Records drawn from a dataset:
○ ○ ○ ○ ○ ○ ○

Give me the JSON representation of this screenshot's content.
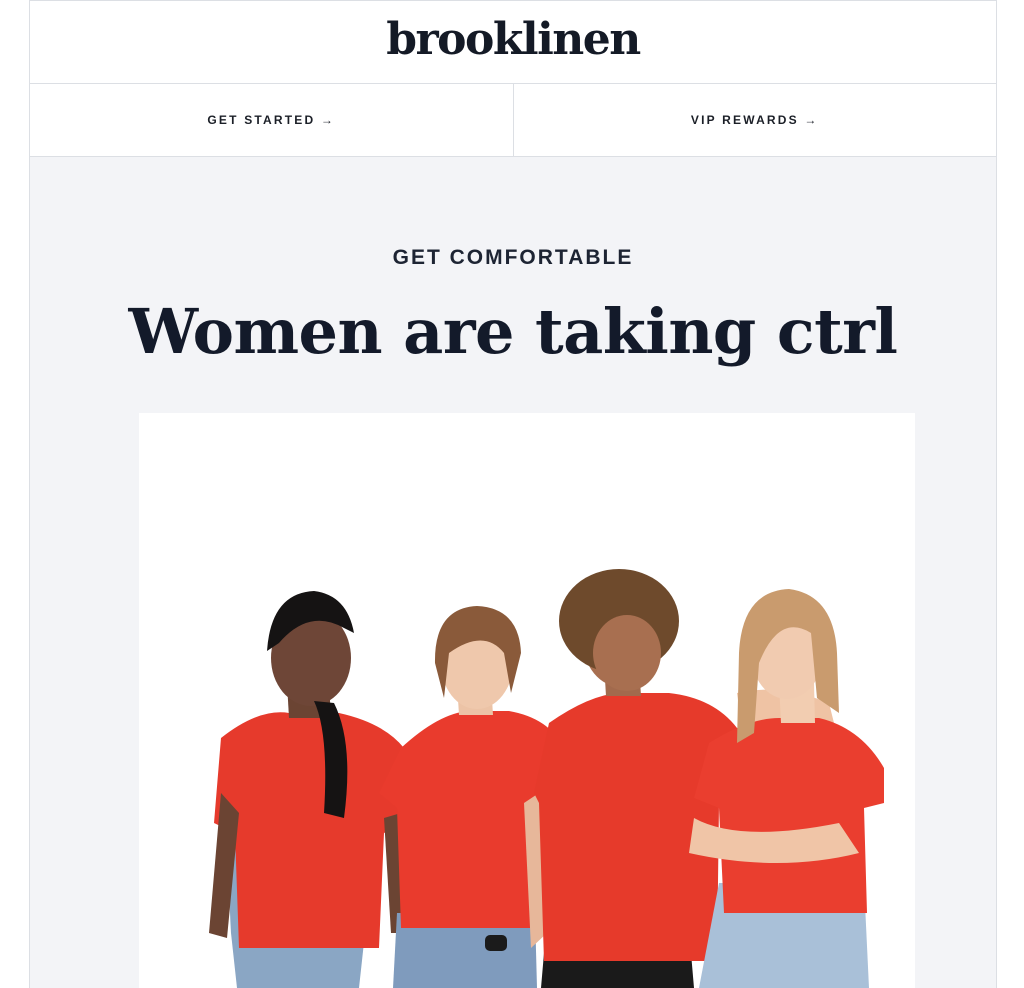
{
  "brand": {
    "logo_text": "brooklinen"
  },
  "nav": {
    "items": [
      {
        "label": "GET STARTED →"
      },
      {
        "label": "VIP REWARDS →"
      }
    ]
  },
  "hero": {
    "eyebrow": "GET COMFORTABLE",
    "headline": "Women are taking ctrl"
  },
  "colors": {
    "background": "#f3f4f7",
    "text_dark": "#131a2a",
    "shirt_red": "#e8392a",
    "denim": "#8fa8c4"
  },
  "hero_image": {
    "icon": "group-photo-image"
  }
}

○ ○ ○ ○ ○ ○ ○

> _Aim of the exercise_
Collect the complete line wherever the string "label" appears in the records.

> _Response area_
        "label": "GET STARTED →"
        "label": "VIP REWARDS →"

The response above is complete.